Your GP and the internet

When I was a girl, there was no internet. Nor was there any question that the doctor knew best. These days it's very different - put in a single key word into 'Google' and you can read a million articles. That means any of us can know as much as the doctor, doesn't it?

When I was a girl, there was no internet. Nor was there any question that the doctor knew best. Before I visited the GP, my mother made sure I was washed, brushed and dressed in my Sunday best. Doctors had spent years poring over dusty textbooks, acquiring knowledge the rest of us could only dream of, and their word was law.

These days it's very different - put in a single key word into 'Google' and you can read a million articles about it without getting up from your desk.
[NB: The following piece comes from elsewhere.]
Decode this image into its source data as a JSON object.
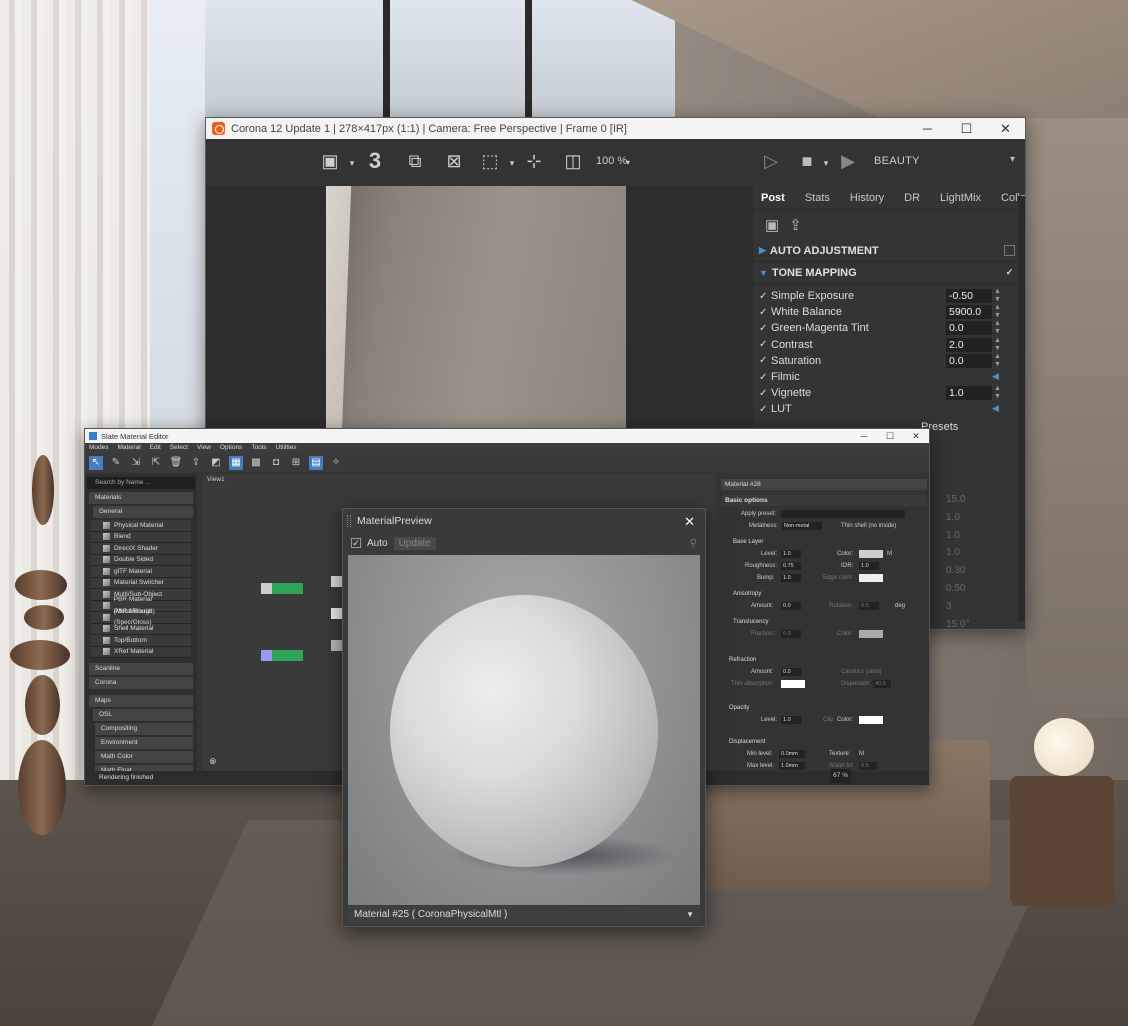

That means any of us can know as much as the doctor, doesn't it? In fact, the doctor has to keep up with so many conditions that we're probably more up to date than they on 'our' problem, right?

The reality is somewhere in the middle. Long gone, thank goodness, are the days where the doctor believed that only they knew the answer and that the patient was there to be instructed and patronised. Every new GP spends years learning how to work together with their patient to find the best solution for their personal circumstances. Every GP-in-training spends large parts of their hospital, and particularly their GP training, learning about consultation skills. When I first started training as a GP, there were 'consultation models', but they were basically a list of things the doctor should do TO the patient. For instance, one advised that after taking a history and examining the patient, "The doctor, and occasionally the patient, discuss management (of the problem)". Today it's all about exploring the patient's concerns and beliefs then reaching common agreement on how to proceed.

But some patients believe they aren't in a partnership at all. It's their body and they know best. The 'expert' who sees the GP as a barrier to getting treatment they've found on the internet is never going to get that grown-up conversation where doctor and patient work together.

Cyberchondria

Patients come and see me with chest pain every day. The majority have simple muscle strains or panic attacks. But 'symptom sorter' checklists all have to list heart attack and lung cancer as possible causes of chest pain. Once you've read that, are you really going to look objectively at the less worrying causes? Not if you're human. So while I recommend the internet on a daily basis for patients to find out more about a condition I've diagnosed, I would urge anyone with a hypochondriac tendency (and I include myself) to be very wary of 'Googling' symptoms.

Miracle cures and scare stories - where the pen is more dangerous than the sword

One of the great problems with the internet is that it's almost entirely unpoliced - pretty much anyone can write anything on it, and they do. I see patients on an almost daily basis who have been promised miracle cures, or convinced the medicine I've prescribed is going to kill them in their beds, because of the internet. Some of them are frankly cruel - I've seen several desperate patients with cancer prepared to pay thousands for coffee enemas several times a day, because of a persuasive sales pitch on the internet. Mad? No - just vulnerable and scared.

patient.info - the GP's secret

On the plus side, the internet means that GPs and practice nurses across the country have access to the latest information for patients at the click of a button. The patient information website patient.info is the second most visited site in the country (after NHS Choices) by patients - it gets an astonishing 1.2 million 'hits' a month from GPs and practice nurses. Seeing the GP when you're ill can be stressful and you often don't remember all the information you get. patient.info has thousands of patient information leaflets, all written by GPs specifically for GPs and their patients.

How do I know the information is reliable?

Find a reliable site that works for you. A website that ends '.edu' is run by a school or university. NHS choices (www.nhs.uk) is all written in patient-friendly language, but may not have more in-depth information for the expert patient. patient.info has both information for patients and for doctors, which many of my patients use if they want 'small print' information. They also have links on each page to charities and support organisations which deal with 'your' condition. National UK charities often have really well developed websites, with a host of information on the condition they're there to support, as well as web-rooms where you can link up with other people who have similar experiences.

Help your doctor to help you

Medicine is a fast-moving world, and no doctor has time to keep completely up to date with every new change. If you hear about a new development, a diagnosis that you think applies to you or a new treatment option, speak to your doctor about it. If they know all about it, they'll be happy to talk through how it relates to your case. If they don't, they'll have access to specialists who can give advice on whether it relates to you. It may help them to help not just you, but other patients too.

With thanks to 'My Weekly' magazine where this article was originally published.

Disclaimer: This article is for information only and should not be used for the diagnosis or treatment of medical conditions. EMIS has used all reasonable care in compiling the information but make no warranty as to its accuracy. Consult a doctor or other health care professional for diagnosis and treatment of medical conditions. For details see our conditions.